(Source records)
..............................

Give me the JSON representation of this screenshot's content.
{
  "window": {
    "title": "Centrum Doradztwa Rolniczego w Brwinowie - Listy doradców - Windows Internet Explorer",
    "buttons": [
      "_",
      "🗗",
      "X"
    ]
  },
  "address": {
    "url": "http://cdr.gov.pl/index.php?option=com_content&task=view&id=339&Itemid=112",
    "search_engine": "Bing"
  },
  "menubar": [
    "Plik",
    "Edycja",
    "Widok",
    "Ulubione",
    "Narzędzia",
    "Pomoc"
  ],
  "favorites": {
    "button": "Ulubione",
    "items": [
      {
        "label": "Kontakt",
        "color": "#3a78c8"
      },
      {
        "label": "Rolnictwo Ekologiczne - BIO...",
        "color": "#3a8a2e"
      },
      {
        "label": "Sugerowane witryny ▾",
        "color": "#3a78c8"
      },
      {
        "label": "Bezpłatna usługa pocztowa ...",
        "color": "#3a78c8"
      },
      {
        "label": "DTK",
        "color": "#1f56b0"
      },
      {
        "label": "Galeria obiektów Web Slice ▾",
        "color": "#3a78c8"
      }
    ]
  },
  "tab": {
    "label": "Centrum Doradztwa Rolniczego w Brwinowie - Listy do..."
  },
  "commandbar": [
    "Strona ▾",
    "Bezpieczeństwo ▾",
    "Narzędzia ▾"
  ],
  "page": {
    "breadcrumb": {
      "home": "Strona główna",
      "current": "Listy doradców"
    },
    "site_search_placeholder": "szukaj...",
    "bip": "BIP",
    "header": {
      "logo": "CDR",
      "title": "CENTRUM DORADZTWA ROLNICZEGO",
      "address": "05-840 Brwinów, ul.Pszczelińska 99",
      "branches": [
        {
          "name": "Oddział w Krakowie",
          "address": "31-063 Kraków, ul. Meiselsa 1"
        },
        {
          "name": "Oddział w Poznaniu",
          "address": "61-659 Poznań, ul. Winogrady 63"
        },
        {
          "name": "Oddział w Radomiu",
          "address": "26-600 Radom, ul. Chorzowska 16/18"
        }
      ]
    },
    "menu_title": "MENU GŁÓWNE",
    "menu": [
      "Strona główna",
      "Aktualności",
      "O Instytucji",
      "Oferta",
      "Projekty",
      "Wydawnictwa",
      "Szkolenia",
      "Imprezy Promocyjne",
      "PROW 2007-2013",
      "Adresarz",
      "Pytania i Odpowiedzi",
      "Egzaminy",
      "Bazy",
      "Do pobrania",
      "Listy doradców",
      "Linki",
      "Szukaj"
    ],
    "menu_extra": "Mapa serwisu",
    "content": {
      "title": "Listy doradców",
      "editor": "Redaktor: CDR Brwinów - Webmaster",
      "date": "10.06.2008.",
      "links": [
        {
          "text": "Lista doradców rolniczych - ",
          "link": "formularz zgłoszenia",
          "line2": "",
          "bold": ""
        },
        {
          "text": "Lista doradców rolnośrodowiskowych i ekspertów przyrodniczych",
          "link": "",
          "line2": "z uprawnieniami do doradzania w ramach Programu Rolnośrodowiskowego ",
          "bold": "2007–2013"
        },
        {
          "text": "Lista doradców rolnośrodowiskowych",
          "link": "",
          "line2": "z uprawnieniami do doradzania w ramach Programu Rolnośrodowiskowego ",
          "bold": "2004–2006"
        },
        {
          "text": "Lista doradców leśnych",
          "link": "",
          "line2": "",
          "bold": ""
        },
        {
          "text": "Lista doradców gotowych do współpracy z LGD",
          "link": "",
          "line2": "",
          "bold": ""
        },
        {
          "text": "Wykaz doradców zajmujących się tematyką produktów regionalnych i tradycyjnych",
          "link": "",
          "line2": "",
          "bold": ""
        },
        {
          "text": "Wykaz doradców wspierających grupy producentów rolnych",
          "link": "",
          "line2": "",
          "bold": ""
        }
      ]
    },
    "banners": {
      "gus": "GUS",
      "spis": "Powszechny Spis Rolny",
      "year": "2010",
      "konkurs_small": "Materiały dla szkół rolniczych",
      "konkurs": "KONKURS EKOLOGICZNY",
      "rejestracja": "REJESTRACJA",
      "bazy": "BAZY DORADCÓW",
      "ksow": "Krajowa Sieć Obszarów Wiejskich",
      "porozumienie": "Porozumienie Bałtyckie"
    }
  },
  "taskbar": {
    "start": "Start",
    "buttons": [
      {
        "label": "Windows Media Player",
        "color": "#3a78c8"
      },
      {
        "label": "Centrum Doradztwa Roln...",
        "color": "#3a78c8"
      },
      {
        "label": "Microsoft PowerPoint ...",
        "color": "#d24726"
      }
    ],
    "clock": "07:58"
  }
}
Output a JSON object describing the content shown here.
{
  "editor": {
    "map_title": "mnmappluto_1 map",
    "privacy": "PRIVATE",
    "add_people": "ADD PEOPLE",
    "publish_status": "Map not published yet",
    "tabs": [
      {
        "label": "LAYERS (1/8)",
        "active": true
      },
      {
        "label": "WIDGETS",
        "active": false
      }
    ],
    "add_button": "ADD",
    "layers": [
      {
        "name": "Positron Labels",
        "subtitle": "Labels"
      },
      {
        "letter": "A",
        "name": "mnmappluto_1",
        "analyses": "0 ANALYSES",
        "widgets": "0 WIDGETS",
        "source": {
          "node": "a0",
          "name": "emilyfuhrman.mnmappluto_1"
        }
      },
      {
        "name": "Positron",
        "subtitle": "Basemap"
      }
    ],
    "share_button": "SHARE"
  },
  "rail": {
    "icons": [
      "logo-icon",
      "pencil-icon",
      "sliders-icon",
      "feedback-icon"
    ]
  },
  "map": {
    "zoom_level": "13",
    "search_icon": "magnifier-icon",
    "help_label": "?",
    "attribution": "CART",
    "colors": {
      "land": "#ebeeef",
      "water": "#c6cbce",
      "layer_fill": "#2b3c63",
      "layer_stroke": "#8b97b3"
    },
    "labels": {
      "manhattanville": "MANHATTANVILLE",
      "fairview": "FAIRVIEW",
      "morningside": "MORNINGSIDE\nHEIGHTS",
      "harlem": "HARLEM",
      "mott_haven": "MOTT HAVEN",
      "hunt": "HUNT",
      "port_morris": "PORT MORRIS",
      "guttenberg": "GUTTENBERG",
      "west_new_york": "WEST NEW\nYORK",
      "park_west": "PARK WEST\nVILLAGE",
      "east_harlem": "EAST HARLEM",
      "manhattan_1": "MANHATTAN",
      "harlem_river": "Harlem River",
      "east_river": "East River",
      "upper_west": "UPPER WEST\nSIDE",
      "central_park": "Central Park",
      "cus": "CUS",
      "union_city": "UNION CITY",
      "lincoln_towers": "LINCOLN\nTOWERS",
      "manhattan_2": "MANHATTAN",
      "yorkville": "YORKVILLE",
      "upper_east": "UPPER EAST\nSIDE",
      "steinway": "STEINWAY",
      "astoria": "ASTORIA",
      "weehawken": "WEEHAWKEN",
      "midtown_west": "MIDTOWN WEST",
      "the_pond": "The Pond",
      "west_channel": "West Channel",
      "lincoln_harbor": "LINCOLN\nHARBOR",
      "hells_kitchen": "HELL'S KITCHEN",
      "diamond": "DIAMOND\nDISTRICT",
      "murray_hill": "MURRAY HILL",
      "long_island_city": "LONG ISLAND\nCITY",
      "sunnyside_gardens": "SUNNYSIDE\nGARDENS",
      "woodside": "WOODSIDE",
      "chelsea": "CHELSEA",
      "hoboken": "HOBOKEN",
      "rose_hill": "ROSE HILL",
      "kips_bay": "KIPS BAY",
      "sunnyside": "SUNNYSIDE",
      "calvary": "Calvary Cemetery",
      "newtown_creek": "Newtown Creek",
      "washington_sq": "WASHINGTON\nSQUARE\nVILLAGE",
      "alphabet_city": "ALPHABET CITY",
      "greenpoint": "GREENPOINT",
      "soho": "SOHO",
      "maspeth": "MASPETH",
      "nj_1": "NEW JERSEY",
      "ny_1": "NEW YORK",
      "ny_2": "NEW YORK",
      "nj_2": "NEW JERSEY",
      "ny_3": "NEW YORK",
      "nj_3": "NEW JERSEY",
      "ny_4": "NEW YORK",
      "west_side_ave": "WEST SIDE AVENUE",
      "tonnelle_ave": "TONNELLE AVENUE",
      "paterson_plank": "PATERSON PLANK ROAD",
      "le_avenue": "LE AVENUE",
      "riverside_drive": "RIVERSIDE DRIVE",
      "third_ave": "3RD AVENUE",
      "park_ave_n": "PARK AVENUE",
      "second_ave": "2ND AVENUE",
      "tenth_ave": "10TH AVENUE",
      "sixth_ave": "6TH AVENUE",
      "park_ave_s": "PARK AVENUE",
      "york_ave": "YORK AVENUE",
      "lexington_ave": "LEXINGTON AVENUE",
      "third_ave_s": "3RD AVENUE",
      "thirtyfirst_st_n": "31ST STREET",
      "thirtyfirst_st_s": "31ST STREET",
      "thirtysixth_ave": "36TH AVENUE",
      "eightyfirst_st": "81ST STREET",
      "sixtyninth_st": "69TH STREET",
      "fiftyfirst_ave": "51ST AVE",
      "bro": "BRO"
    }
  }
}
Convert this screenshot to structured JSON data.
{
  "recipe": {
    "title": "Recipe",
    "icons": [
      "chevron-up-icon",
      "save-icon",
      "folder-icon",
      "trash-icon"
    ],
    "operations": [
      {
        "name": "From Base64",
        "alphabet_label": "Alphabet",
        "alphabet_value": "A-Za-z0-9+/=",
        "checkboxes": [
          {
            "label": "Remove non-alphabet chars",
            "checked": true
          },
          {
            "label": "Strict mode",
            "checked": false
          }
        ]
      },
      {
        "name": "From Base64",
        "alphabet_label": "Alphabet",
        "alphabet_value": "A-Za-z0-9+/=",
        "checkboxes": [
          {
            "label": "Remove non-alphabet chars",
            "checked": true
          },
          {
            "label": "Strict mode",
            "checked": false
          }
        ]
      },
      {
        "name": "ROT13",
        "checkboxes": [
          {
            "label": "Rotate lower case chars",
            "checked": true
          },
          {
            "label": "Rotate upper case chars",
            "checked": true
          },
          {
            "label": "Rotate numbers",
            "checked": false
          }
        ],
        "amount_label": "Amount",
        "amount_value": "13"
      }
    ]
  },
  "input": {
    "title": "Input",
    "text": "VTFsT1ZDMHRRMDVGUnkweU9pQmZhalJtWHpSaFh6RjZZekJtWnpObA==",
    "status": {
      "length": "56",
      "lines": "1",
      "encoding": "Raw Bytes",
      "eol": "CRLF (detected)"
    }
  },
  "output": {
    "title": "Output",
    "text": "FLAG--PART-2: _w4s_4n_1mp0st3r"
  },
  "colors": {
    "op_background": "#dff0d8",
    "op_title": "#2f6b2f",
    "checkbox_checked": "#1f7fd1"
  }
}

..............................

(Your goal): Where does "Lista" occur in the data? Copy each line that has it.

(Written solution):
          "text": "Lista doradców rolniczych - ",
          "text": "Lista doradców rolnośrodowiskowych i ekspertów przyrodniczych",
          "text": "Lista doradców rolnośrodowiskowych",
          "text": "Lista doradców leśnych",
          "text": "Lista doradców gotowych do współpracy z LGD",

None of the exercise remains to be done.